Harry honours the fallen, 100 years after WWI
Prince Harry has planted a memorial cross at the Field of Remembrance as part of a series of events to commemorate the end of World War I a century ago.
Harry honoured Britain’s war dead at a ceremony on Thursday to open Westminster Abbey’s Field of Remembrance, which marks its 90th anniversary this year.
The Field of Remembrance has been held in the grounds of London’s Westminster Abbey annually since 1928. Ex-service personnel and members of the public can plant a symbol in memory of those who died.
About 70,000 crosses are produced by organisers, the Poppy Factory, which are planted on more than 360 plots for regimental and other associations.
Harry, the Duke of Sussex, served in the British military, completing two tours in Afghanistan, and is a founder of the Invictus Games, an international paralympic-style event for military personnel wounded in action.
He will join the Queen, his father Prince Charles and other senior royals for an annual Festival of Remembrance at London’s Royal Albert Hall today.
Tomorrow, the Queen and the royal family will attend the annual Remembrance Day Service at The Cenotaph, marking 100 years since the Armistice which brought an end to the 1914-18 conflict.
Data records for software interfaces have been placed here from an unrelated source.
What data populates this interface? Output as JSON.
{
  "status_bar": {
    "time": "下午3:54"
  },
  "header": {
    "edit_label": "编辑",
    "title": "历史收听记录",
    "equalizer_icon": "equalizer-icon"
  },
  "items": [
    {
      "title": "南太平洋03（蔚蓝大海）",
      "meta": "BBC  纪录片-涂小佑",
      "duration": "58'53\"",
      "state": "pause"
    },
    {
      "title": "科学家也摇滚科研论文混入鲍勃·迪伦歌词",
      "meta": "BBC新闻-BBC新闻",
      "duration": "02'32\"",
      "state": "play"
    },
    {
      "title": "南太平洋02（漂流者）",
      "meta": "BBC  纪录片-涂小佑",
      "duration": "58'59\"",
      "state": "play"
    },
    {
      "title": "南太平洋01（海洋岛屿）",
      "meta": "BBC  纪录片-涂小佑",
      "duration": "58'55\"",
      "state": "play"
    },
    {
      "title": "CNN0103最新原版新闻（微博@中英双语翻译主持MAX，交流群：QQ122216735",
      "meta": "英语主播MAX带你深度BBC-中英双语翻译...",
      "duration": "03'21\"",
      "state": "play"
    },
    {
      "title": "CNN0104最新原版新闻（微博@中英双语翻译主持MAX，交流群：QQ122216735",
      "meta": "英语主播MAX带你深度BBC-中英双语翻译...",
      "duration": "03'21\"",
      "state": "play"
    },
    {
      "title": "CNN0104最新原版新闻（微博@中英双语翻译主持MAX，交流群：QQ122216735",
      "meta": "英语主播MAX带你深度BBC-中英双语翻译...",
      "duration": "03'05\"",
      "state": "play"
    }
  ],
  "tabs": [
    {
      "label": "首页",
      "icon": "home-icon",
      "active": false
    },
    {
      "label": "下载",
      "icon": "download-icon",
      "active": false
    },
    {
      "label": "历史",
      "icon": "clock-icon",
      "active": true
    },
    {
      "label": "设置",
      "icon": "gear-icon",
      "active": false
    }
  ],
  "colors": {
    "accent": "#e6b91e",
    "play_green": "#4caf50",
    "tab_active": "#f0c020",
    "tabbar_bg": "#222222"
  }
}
Prince Harry salutes after laying a cross of poppies at the annual Field of Remembrance service at Westminster Abbey.